Scan the records below for the word "Settings". Copy each line where it appears.
===== Provided records
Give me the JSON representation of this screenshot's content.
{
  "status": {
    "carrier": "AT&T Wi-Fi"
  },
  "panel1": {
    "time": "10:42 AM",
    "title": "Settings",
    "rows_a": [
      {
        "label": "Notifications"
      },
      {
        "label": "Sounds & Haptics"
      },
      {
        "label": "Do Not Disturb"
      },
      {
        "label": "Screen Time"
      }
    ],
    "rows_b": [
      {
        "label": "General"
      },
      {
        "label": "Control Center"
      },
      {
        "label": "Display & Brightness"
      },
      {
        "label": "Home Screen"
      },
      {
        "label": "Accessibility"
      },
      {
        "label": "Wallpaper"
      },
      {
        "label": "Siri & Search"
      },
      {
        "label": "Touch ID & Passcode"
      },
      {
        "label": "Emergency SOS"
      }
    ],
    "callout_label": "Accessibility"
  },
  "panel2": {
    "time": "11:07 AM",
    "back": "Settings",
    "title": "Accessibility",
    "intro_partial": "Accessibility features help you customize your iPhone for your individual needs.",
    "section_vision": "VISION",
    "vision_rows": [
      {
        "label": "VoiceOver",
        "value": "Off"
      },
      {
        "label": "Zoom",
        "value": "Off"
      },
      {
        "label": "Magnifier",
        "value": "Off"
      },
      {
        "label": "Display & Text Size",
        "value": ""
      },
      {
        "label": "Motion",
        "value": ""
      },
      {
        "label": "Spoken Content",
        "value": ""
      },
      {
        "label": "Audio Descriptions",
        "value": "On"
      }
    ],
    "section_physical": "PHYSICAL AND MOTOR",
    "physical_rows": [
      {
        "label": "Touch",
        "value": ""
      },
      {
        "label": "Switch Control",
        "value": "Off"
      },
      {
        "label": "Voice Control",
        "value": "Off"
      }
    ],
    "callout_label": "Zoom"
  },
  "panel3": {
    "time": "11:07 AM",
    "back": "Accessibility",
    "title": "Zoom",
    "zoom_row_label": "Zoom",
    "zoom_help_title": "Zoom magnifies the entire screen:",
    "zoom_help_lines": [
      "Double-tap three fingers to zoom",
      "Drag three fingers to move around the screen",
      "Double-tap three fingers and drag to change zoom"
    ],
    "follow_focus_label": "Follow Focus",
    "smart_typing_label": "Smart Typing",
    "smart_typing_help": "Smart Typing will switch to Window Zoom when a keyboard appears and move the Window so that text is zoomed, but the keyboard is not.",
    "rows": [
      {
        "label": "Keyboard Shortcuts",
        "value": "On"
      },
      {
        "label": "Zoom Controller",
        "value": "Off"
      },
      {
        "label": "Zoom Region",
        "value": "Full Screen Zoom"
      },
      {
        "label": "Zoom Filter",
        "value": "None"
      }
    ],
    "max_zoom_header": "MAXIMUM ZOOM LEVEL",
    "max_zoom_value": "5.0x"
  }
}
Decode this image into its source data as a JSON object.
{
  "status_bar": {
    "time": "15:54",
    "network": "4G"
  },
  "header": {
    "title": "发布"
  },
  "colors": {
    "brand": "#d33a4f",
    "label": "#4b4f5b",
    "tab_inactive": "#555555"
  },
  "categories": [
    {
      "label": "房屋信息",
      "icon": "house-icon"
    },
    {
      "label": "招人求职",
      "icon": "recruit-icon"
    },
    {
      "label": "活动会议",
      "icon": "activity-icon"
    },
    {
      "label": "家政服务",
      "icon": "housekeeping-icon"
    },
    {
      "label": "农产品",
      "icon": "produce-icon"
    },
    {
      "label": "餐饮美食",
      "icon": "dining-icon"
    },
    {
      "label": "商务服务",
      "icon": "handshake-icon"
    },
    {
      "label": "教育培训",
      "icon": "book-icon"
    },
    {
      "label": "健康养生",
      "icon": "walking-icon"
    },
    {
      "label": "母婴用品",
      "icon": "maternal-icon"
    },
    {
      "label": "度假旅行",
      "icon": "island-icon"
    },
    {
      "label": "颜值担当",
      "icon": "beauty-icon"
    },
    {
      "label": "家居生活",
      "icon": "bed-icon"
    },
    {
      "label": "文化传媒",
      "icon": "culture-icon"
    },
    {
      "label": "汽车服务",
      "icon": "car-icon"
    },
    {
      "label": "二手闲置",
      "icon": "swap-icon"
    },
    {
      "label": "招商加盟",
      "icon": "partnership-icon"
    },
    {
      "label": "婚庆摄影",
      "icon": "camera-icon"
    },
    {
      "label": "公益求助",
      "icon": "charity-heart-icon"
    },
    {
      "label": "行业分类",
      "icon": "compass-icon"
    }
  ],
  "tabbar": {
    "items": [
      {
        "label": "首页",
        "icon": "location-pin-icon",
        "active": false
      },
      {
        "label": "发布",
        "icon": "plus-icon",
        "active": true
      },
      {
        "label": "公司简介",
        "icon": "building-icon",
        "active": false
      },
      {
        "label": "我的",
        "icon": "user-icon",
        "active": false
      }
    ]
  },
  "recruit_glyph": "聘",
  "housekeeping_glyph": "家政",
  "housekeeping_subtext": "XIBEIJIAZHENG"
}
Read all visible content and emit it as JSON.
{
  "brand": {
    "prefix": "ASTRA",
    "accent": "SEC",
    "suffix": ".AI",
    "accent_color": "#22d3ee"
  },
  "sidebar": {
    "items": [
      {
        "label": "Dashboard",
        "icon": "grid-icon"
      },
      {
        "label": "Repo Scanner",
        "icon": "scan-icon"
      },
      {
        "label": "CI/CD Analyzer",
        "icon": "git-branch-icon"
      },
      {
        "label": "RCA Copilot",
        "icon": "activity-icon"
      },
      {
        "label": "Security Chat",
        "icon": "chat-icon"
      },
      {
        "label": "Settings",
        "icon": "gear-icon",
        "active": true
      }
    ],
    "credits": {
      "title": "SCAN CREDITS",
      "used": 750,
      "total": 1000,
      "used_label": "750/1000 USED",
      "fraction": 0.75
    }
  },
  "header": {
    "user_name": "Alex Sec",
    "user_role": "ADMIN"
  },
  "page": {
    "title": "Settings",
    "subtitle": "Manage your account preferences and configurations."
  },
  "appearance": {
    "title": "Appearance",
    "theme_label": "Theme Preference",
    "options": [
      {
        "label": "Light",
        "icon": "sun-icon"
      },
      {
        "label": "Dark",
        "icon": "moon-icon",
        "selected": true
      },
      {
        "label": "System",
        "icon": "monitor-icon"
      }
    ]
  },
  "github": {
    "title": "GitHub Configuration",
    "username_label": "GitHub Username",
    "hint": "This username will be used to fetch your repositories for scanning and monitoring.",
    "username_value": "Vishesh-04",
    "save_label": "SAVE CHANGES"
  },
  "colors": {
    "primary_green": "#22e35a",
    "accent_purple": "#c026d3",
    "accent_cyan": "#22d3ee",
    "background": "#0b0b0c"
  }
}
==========
> Result of the task:
    "title": "Settings",
    "back": "Settings",
        "label": "Settings",
    "title": "Settings",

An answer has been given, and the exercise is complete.